Flowtastical said...

Doc,

With the volatility created by black box programs intra day traders are often the casualty of a algorithm that swipes up or down 20 cents(last available information).

If at that time you are out of the money 20 cents with an stop loss of 10 cents, what advice can you give us to make a logical decision rather than eliminate our position?

bustem said...

Yeah, this is good stuff. There are a ton of these cognitive biases that we humans exhibit time and time again. Some of the studies that have been done are really interesting stuff. And the biases explain so much, especially in the market and with bubbles.

I've always had trouble understanding why we do these things. It's evolution stuff--survival of the fittest--turns our brain will think how we want it to think in order to produce the behavior we want. However, most times this results in failure, like the recent financial crisis, and not survival. I did read a different explanation once, something a little different that said human evolution requires some major risks, even ones that are irrational.

bustem said...

Those recommendations to overcome cognitive biases are really good.
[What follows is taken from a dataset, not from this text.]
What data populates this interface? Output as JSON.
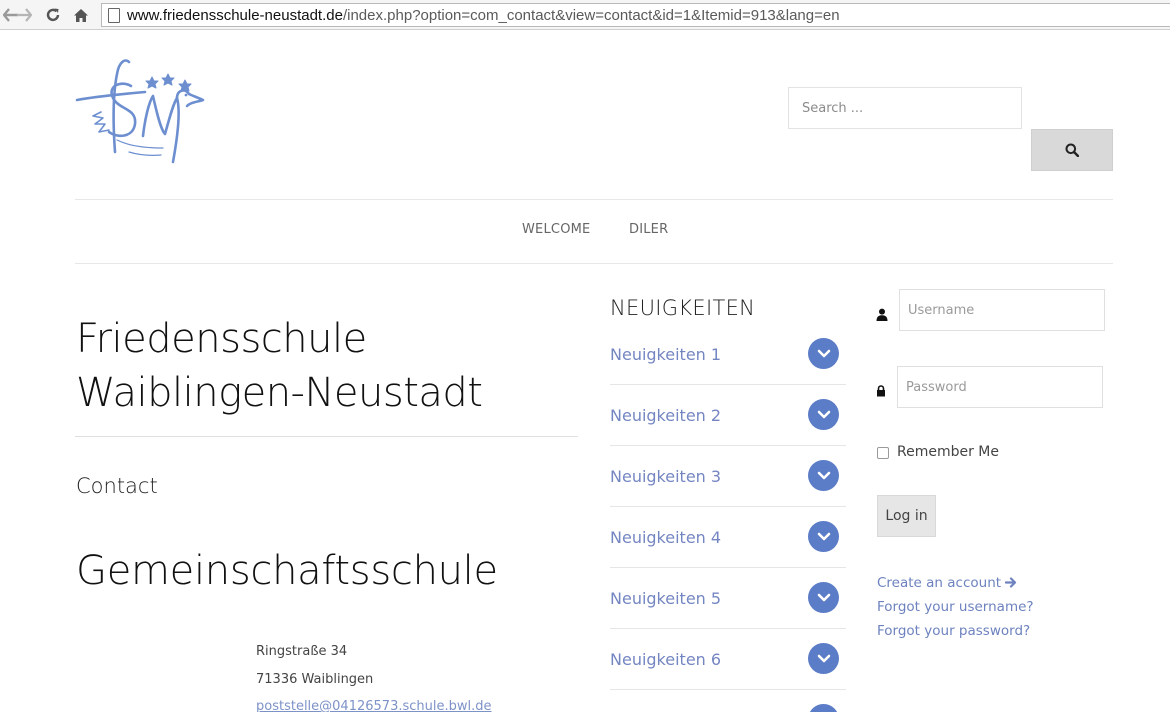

Surprisingly, it's actually quite difficult to overcome these biases, even if you know about them. What works best though are methods like the other discusses--you almost have to trick your mind again, or at least force it to think about things in a certain way to overcome these biases. What does not work is merely telling yourself you are no longer going to do them.

Even then it is still hard to do. I find that there are few people that can truly do it. Warren Buffet may be the best in the world at it I think. His investing philosophy sounds so simple, and whenever I hear him talk, I get all excited every time and tell myself I'm going to go follow it. But each time I never get past Buffet's rule #1: never buy a stock unless you plan to own it for at least ten years.